49th Parallel Grocery gets the go-ahead for new sign

Ladysmith council approved a signage development variance permit Feb. 16.

The owners of 49th Parallel Grocery in Ladysmith hope to build a large new sign that would welcome people to the community and to the shopping square.

And they’re now one step closer, after Ladysmith council approved a signage development variance permit Feb. 16.

Har-Way Holdings (49th Parallel Grocery) has applied to build a free-standing sign at the northeast corner of their property at First Avenue and Symonds Street. A variance is required because the sign is larger than the permitted size and is back-lit.

The 49th Parallel Grocery property is designated as “downtown core” in the Town’s Official Community Plan. The downtown core designation permits most types of signs, including free-standing signs, but limits the dimensions, materials and illumination.

The proposed free-standing sign has a display area of five square metres, which is greater than the permitted size of 2.9 square metres.

As well, the proposed sign is back-lit with LED lighting, which is not permitted in Ladysmith’s downtown as per the sign and canopy bylaw. There are pre-existing back-lit signs in the downtown specified area (Big O Tire) and outside the downtown specified area (Save-on-Gas and Tim Hortons), but adjacent to the subject property, according to Felicity Adams, the Town’s director of development services.

The sign is proposed to have a wood frame and matching peak to soften the look of the sign and match the tower features of the building. The sign would have interchangeable panels for future use and future development; a “Welcome to Ladysmith” message and a read-o-graph to highlight special events.

Coun.

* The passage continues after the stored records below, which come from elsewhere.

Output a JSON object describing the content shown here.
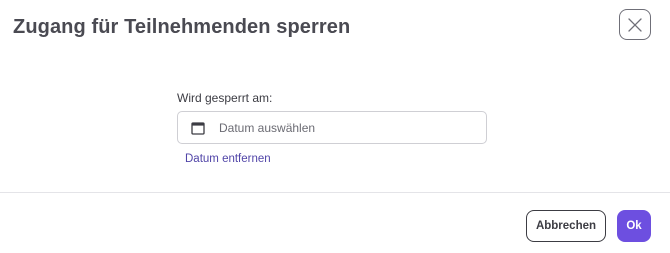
{
  "dialog": {
    "title": "Zugang für Teilnehmenden sperren",
    "close_icon": "close-icon"
  },
  "form": {
    "label": "Wird gesperrt am:",
    "date_placeholder": "Datum auswählen",
    "calendar_icon": "calendar-icon",
    "remove_link": "Datum entfernen"
  },
  "footer": {
    "cancel_label": "Abbrechen",
    "ok_label": "Ok"
  },
  "colors": {
    "primary": "#6d4fe0",
    "link": "#5145a8",
    "title": "#4a4a52"
  }
}
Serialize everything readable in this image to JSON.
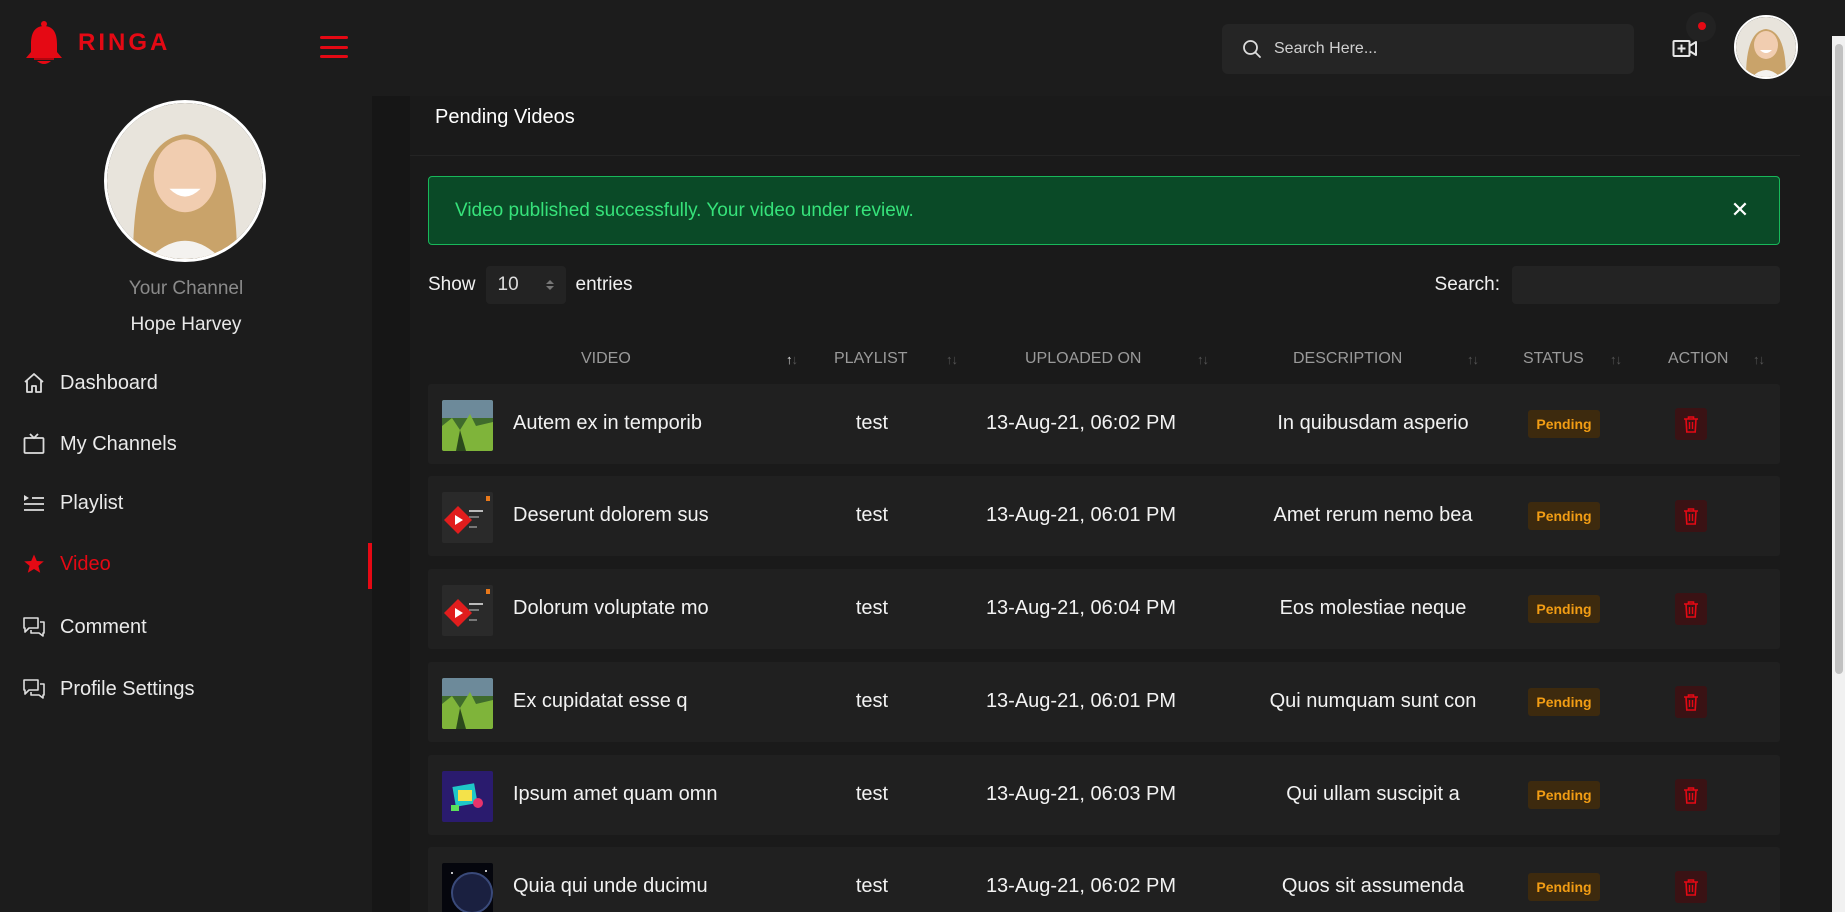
{
  "app": {
    "brand": "RINGA",
    "brand_color": "#e50914"
  },
  "header": {
    "search_placeholder": "Search Here...",
    "upload_icon": "video-add-icon",
    "notification_indicator": true
  },
  "sidebar": {
    "channel_label": "Your Channel",
    "channel_name": "Hope Harvey",
    "items": [
      {
        "label": "Dashboard",
        "icon": "home-icon",
        "active": false
      },
      {
        "label": "My Channels",
        "icon": "tv-icon",
        "active": false
      },
      {
        "label": "Playlist",
        "icon": "playlist-icon",
        "active": false
      },
      {
        "label": "Video",
        "icon": "star-icon",
        "active": true
      },
      {
        "label": "Comment",
        "icon": "comment-icon",
        "active": false
      },
      {
        "label": "Profile Settings",
        "icon": "comment-icon",
        "active": false
      }
    ]
  },
  "main": {
    "title": "Pending Videos",
    "alert": {
      "text": "Video published successfully. Your video under review.",
      "close_glyph": "✕"
    },
    "table_controls": {
      "show_label": "Show",
      "entries_value": "10",
      "entries_label": "entries",
      "search_label": "Search:"
    },
    "columns": [
      "VIDEO",
      "PLAYLIST",
      "UPLOADED ON",
      "DESCRIPTION",
      "STATUS",
      "ACTION"
    ],
    "rows": [
      {
        "thumb": "forest",
        "title": "Autem ex in temporib",
        "playlist": "test",
        "uploaded": "13-Aug-21, 06:02 PM",
        "description": "In quibusdam asperio",
        "status": "Pending"
      },
      {
        "thumb": "youtube",
        "title": "Deserunt dolorem sus",
        "playlist": "test",
        "uploaded": "13-Aug-21, 06:01 PM",
        "description": "Amet rerum nemo bea",
        "status": "Pending"
      },
      {
        "thumb": "youtube",
        "title": "Dolorum voluptate mo",
        "playlist": "test",
        "uploaded": "13-Aug-21, 06:04 PM",
        "description": "Eos molestiae neque",
        "status": "Pending"
      },
      {
        "thumb": "forest",
        "title": "Ex cupidatat esse q",
        "playlist": "test",
        "uploaded": "13-Aug-21, 06:01 PM",
        "description": "Qui numquam sunt con",
        "status": "Pending"
      },
      {
        "thumb": "art",
        "title": "Ipsum amet quam omn",
        "playlist": "test",
        "uploaded": "13-Aug-21, 06:03 PM",
        "description": "Qui ullam suscipit a",
        "status": "Pending"
      },
      {
        "thumb": "space",
        "title": "Quia qui unde ducimu",
        "playlist": "test",
        "uploaded": "13-Aug-21, 06:02 PM",
        "description": "Quos sit assumenda",
        "status": "Pending"
      }
    ]
  },
  "colors": {
    "accent": "#e50914",
    "success_bg": "#0a4a27",
    "success_text": "#36e27a",
    "pending_text": "#f29d14"
  }
}
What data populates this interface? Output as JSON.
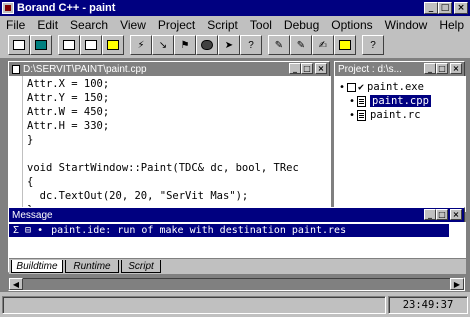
{
  "app": {
    "title": "Borand C++ - paint"
  },
  "menu": [
    {
      "label": "File"
    },
    {
      "label": "Edit"
    },
    {
      "label": "Search"
    },
    {
      "label": "View"
    },
    {
      "label": "Project"
    },
    {
      "label": "Script"
    },
    {
      "label": "Tool"
    },
    {
      "label": "Debug"
    },
    {
      "label": "Options"
    },
    {
      "label": "Window"
    },
    {
      "label": "Help"
    }
  ],
  "toolbar": {
    "buttons": [
      "open-icon",
      "save-icon",
      "print-icon",
      "copy-icon",
      "paste-icon",
      "run-icon",
      "step-icon",
      "trace-icon",
      "breakpoint-icon",
      "stop-icon",
      "help-icon"
    ]
  },
  "editor": {
    "title": "D:\\SERVIT\\PAINT\\paint.cpp",
    "lines": [
      "Attr.X = 100;",
      "Attr.Y = 150;",
      "Attr.W = 450;",
      "Attr.H = 330;",
      "}",
      "",
      "void StartWindow::Paint(TDC& dc, bool, TRec",
      "{",
      "  dc.TextOut(20, 20, \"SerVit Mas\");",
      "}"
    ]
  },
  "project": {
    "title": "Project : d:\\s...",
    "items": [
      {
        "label": "paint.exe",
        "selected": false
      },
      {
        "label": "paint.cpp",
        "selected": true
      },
      {
        "label": "paint.rc",
        "selected": false
      }
    ]
  },
  "message": {
    "title": "Message",
    "text": "paint.ide: run of make with destination paint.res",
    "tabs": [
      "Buildtime",
      "Runtime",
      "Script"
    ]
  },
  "status": {
    "time": "23:49:37"
  },
  "colors": {
    "title_active": "#000080",
    "face": "#c0c0c0",
    "mdi_bg": "#808080"
  }
}
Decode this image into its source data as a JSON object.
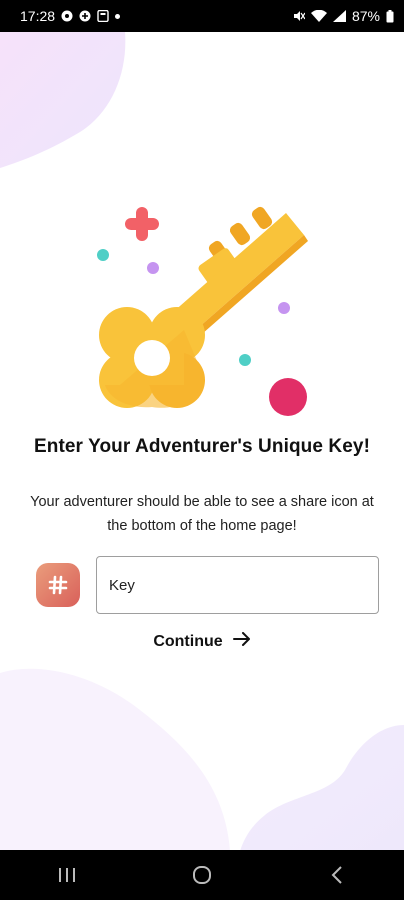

Joe Friesenhan had no problem with the proposed size and illumination, but he wondered if the sign would create confusion at the roundabout with drivers trying to read about the events.

“It would be a static display, not scrolling,” 49th Parallel Grocery president Peter Richmond told council. “Being the entrance to the community, we thought it would be helpful.”